And, well, the technique worked perfectly. After some initial trial and error, we settled into a groove: Pour a cup of coffee nitrogen into our insulated mug, slowly pour it over the patch of sound deadening we wanted to remove, then give it a soft whack with a rubber mallet if it didn’t pop off the car by itself. 

With the help of an old putty knife, we were removing sound deadening in 8-square-inch chunks with barely any effort. For vertical sections, we duct-taped garbage bags onto the car to make little pockets that held the nitrogen in place. One bonus with this method: It leaves behind clean, unmolested sheet metal without a scratch on it, which will save us tons of time prepping the interior for paint. 

After about 2 hours and the entire dewar of nitrogen, we’d successfully removed about 90% of our car’s sound deadening. We’ll have to tackle a few chunks here and there the old-fashioned way, but this process is by far the best we’ve found. 

Does the nitrogen compromise the car’s metallurgy? After talking to a few experts, we concluded that the effects, if any, are negligible at best. After all, the sound deadening takes most of the thermal shock, and this method relies on the metal staying warmer and more flexible than what’s glued to it. The car is also a giant heat sink, meaning the metal is never truly supercooled.

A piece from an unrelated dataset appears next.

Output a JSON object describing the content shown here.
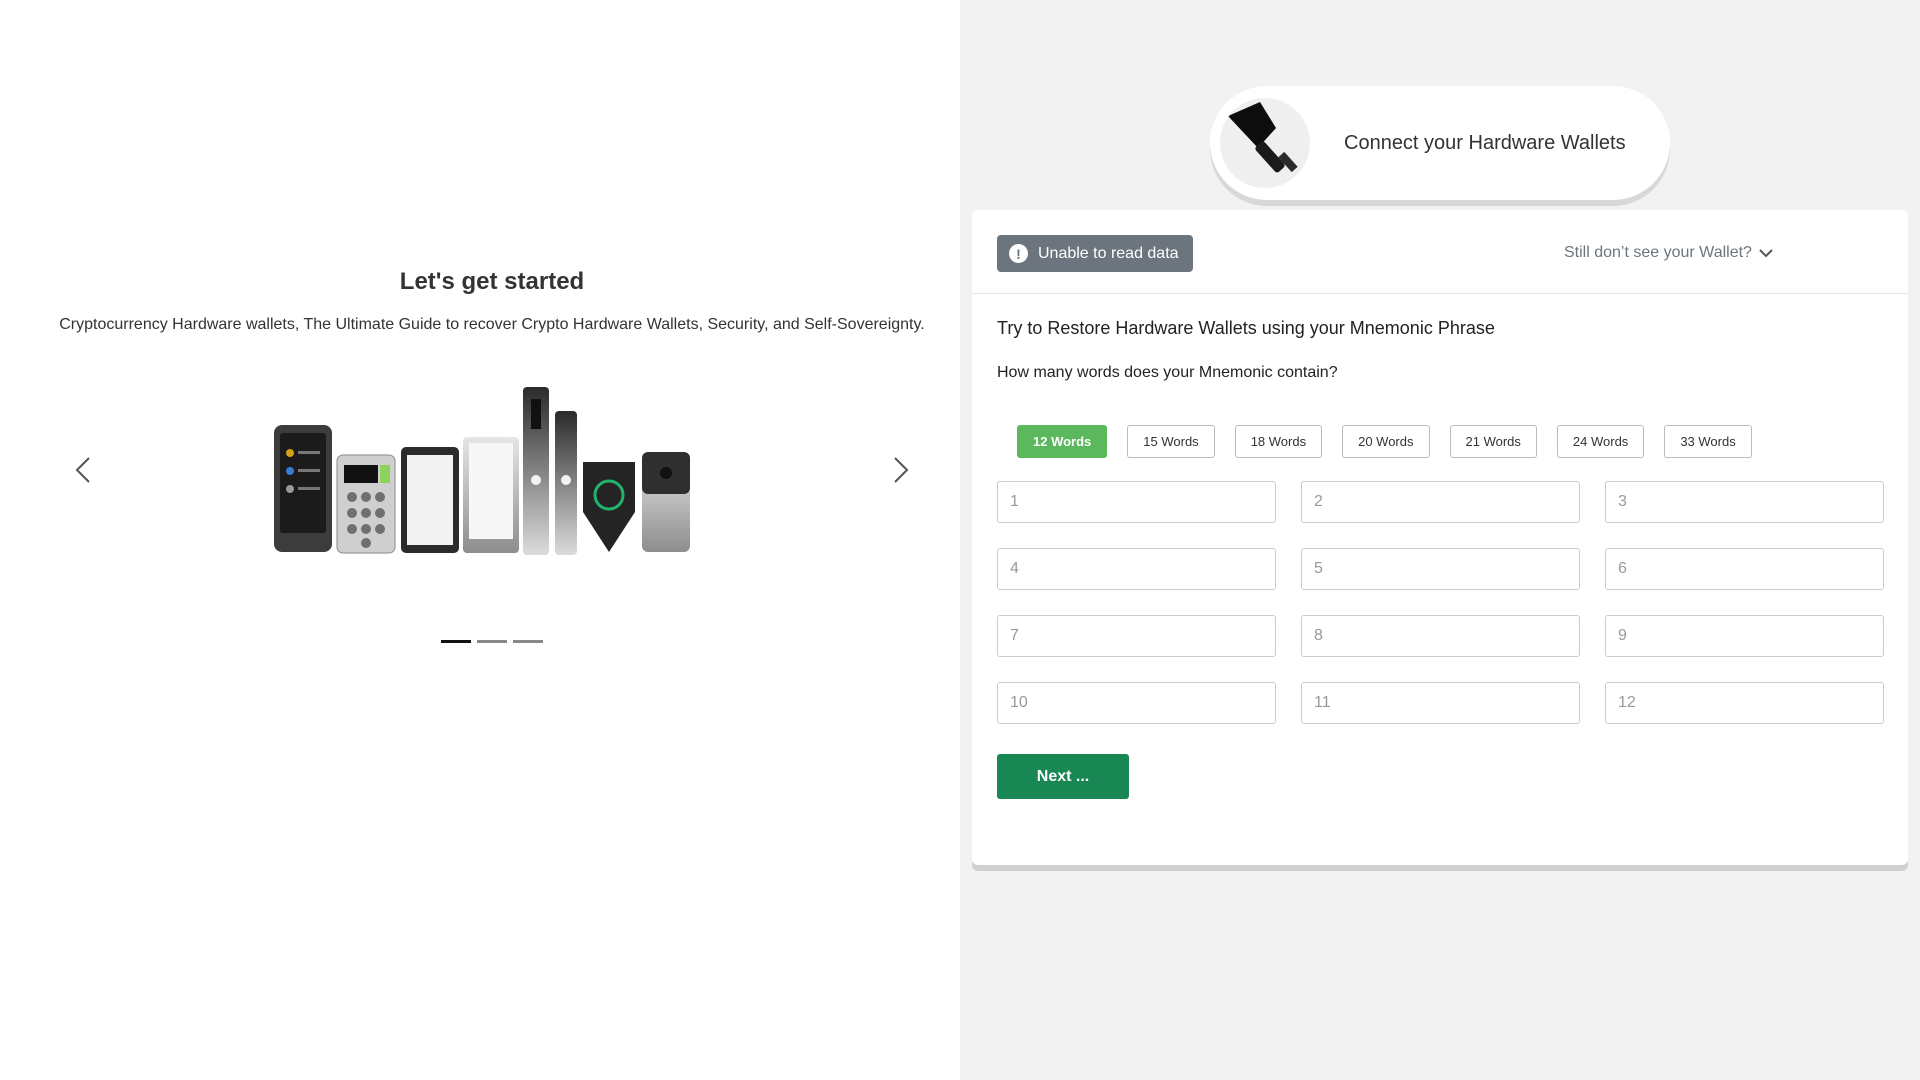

Now that our 350Z is free of sound deadening, we can move on to the next step: finishing the interior so we can get back out on track. We’ll cover that in our next update.

Join Free Join our community to easily find more project updates.
Rons GRM+ Memberand Reader
3/18/20 12:27 p.m.

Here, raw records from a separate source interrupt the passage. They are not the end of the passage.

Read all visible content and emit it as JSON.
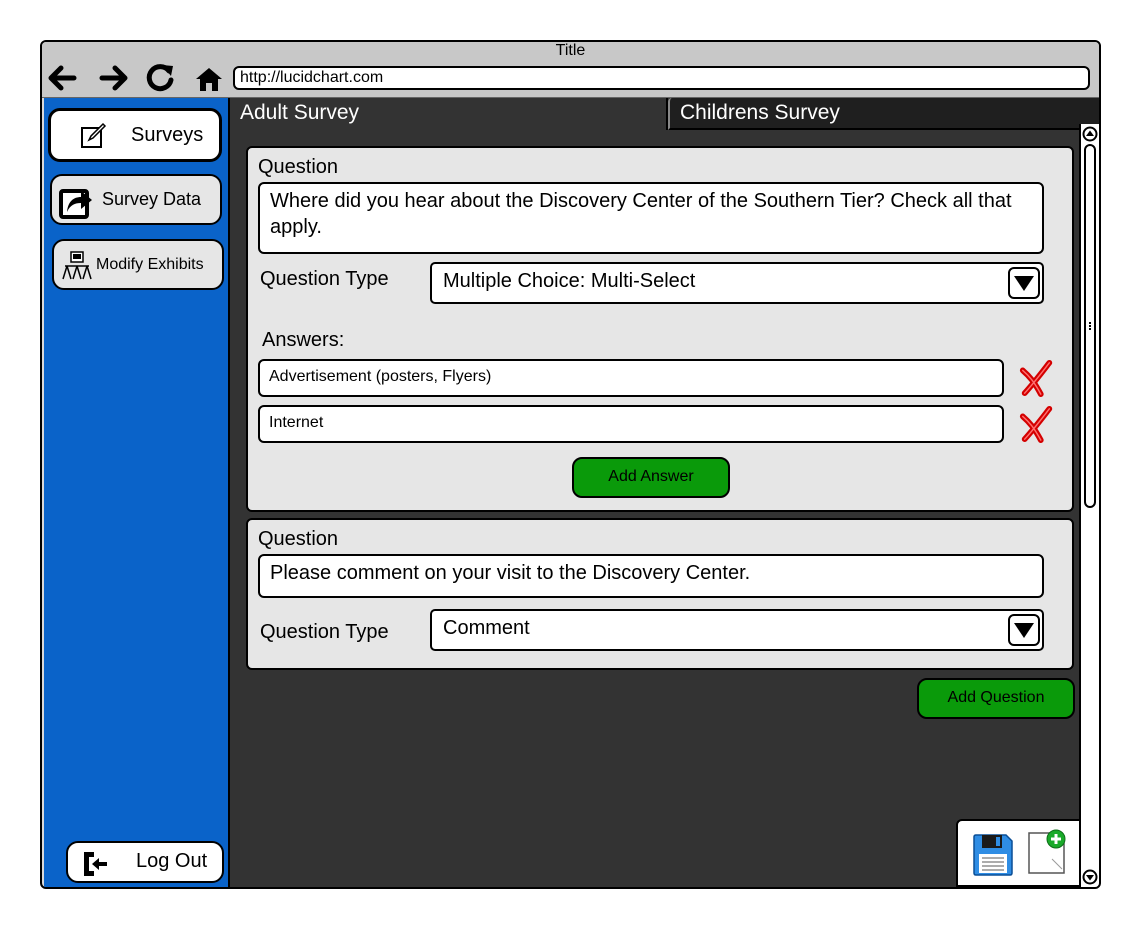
{
  "window": {
    "title": "Title",
    "url": "http://lucidchart.com"
  },
  "nav": {
    "back_icon": "arrow-left-icon",
    "forward_icon": "arrow-right-icon",
    "reload_icon": "reload-icon",
    "home_icon": "home-icon"
  },
  "sidebar": {
    "items": [
      {
        "label": "Surveys",
        "icon": "edit-icon",
        "selected": true
      },
      {
        "label": "Survey Data",
        "icon": "share-icon",
        "selected": false
      },
      {
        "label": "Modify Exhibits",
        "icon": "exhibit-icon",
        "selected": false
      }
    ],
    "logout_label": "Log Out"
  },
  "tabs": [
    {
      "label": "Adult Survey",
      "active": true
    },
    {
      "label": "Childrens Survey",
      "active": false
    }
  ],
  "questions": [
    {
      "label": "Question",
      "text": "Where did you hear about the Discovery Center of the Southern Tier? Check all that apply.",
      "type_label": "Question Type",
      "type_value": "Multiple Choice: Multi-Select",
      "answers_label": "Answers:",
      "answers": [
        "Advertisement (posters, Flyers)",
        "Internet"
      ],
      "add_answer_label": "Add Answer"
    },
    {
      "label": "Question",
      "text": "Please comment on your visit to the Discovery Center.",
      "type_label": "Question Type",
      "type_value": "Comment"
    }
  ],
  "add_question_label": "Add Question",
  "colors": {
    "sidebar": "#0a63c9",
    "panel": "#333333",
    "card": "#e6e6e6",
    "button_green": "#0a9a0a",
    "delete_red": "#d40000"
  }
}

Another method is to go to rally anarchy and enquire about the nitrogen death ray gun. You get a big dewar delivered, and then hook up the ray gun. When finished call up the gas supplier and they pick up the dewar. I've always wondered what would happen if you used a heat gun and then nailed the heated area with liquid nitrogen?

Keith Tanner
Keith Tanner GRM+ Memberand MegaDork
3/18/20 2:16 p.m.

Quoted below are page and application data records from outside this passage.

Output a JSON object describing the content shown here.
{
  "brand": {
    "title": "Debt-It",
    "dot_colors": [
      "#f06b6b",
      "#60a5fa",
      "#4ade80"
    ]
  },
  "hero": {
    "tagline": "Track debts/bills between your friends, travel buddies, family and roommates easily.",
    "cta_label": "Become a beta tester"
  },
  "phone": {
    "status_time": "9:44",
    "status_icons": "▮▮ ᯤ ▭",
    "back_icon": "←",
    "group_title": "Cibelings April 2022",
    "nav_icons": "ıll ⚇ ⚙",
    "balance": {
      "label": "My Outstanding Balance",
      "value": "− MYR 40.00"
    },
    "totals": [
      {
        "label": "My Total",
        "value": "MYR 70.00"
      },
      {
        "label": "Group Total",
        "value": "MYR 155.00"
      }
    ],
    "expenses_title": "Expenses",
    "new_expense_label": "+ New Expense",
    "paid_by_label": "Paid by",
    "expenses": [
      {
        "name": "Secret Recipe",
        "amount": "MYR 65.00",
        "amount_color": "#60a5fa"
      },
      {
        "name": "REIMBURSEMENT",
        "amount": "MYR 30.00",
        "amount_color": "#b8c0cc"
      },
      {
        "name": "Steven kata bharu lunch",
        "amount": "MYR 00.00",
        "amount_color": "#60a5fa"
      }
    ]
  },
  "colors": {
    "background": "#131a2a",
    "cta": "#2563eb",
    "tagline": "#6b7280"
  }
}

I'm not sure I want "horse semen tank" in my search history.

I pulled the sound deadening from the MG using an air chisel. Worked beautifully. But that was BMC-era insulation that was 40 years old at the time.

¯\_(ツ)_/¯ PowerDork
3/18/20 2:22 p.m.

For those of you in colder climates, most places don't get "liquid nitrogen" cold but leaving a car out overnight when it's a decent amount below freezing will make sound deadening removal pretty easy the following morning by just whapping it with a rubber mallet, at least on 80s and 90s stuff.

californiamilleghia Dork
3/18/20 2:25 p.m.

what does it do to the wiring if hidden under the sound deadening ?

Patientzero Reader
3/18/20 4:40 p.m.

Did you weigh all the removed sound deadening?  

Tom Suddard
Tom Suddard GRM+ Memberand Director of Marketing & Digital Assets
3/18/20 7:04 p.m.

The sound deadening is applied before wiring at the factory, so you won't find wiring under it. 

I was weighing pieces at first, but since probably 1/3 of it turned into powder in the shop vac, I don't feel confident in my weights to publish those numbers. Instead, I'm periodically weighing the car as it comes together. 

JoeyM Mod Squad
3/19/20 12:13 p.m.


These need to end up in "Say What?"

"What’s sound deadening? It’s a material invented by Satan with the singular goal of adding difficulty to race car builds."


"Gloves? Check. Coffee mug? Check. Ten liters of the most dangerous thing we’d ever purchased without showing I.D.? Check. "

David S. Wallens
David S. Wallens Editorial Director
3/19/20 12:15 p.m.

IIRC, back in high school, our science teacher demonstrated liquid nitrogen's power on a tennis ball. The frozen ball basically exploded once hit with a hammer.

Then, somehow, some dude's sneaker wound up in the liquid nitrogen. Yeah, it wasn't good for the shoe. 

Floating Doc
Floating Doc GRM+ Memberand UltraDork
3/19/20 12:20 p.m.

In reply to JoeyM :

Along with Keith Tanner's:

I'm not sure I want "horse semen tank" in my search history.

Tom Suddard
Tom Suddard GRM+ Memberand Director of Marketing & Digital Assets
3/19/20 12:47 p.m.

I still have some liquid nitrogen left in the dewar, too. If I get bored enough during this quarantine I'll start smashing random items around the shop.

You'll need to log in to post.

Sponsored by

American Powertrain

Precision Transmission Center

LOJ Conversions

Our Preferred Partners